*Activity*
Within the data below, tally the lines that contain "Request" and state only the total.

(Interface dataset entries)
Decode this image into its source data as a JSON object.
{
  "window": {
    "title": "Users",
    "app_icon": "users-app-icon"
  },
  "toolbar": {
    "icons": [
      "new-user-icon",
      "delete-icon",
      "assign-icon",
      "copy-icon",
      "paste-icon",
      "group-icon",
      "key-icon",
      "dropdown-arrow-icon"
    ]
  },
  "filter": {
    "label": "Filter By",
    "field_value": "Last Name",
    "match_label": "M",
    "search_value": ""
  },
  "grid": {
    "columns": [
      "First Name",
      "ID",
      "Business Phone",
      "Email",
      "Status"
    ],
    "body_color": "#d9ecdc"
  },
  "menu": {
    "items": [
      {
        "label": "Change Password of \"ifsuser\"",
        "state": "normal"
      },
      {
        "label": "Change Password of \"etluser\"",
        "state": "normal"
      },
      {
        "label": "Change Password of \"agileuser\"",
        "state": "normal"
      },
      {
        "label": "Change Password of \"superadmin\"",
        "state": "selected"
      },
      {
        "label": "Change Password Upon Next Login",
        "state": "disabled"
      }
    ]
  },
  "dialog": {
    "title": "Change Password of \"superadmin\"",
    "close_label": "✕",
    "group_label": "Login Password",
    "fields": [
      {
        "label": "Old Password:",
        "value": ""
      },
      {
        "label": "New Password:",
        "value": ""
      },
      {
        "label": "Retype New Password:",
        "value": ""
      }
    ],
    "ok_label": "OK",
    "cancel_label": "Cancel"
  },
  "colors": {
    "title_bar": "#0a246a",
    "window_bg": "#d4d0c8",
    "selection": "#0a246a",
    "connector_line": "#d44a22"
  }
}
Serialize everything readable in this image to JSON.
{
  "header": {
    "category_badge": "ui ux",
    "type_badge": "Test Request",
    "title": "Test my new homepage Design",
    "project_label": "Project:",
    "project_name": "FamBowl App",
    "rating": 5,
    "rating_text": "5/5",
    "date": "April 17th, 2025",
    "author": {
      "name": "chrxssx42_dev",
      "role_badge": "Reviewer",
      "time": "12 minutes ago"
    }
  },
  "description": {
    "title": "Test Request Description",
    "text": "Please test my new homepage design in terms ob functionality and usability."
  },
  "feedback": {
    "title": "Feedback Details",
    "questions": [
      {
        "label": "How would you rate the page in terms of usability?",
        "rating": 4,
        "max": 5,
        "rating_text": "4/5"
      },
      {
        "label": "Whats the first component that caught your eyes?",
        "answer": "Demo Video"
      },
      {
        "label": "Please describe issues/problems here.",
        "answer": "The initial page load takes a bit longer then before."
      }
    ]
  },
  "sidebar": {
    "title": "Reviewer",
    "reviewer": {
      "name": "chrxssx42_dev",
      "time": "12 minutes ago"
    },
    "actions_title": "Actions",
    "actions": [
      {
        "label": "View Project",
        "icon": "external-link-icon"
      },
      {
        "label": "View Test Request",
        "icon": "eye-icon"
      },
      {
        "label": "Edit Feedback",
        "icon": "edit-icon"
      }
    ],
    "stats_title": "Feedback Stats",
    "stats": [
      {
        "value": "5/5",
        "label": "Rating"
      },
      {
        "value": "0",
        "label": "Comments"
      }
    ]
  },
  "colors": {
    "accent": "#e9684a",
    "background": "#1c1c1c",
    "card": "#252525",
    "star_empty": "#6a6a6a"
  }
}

*Answer section*
3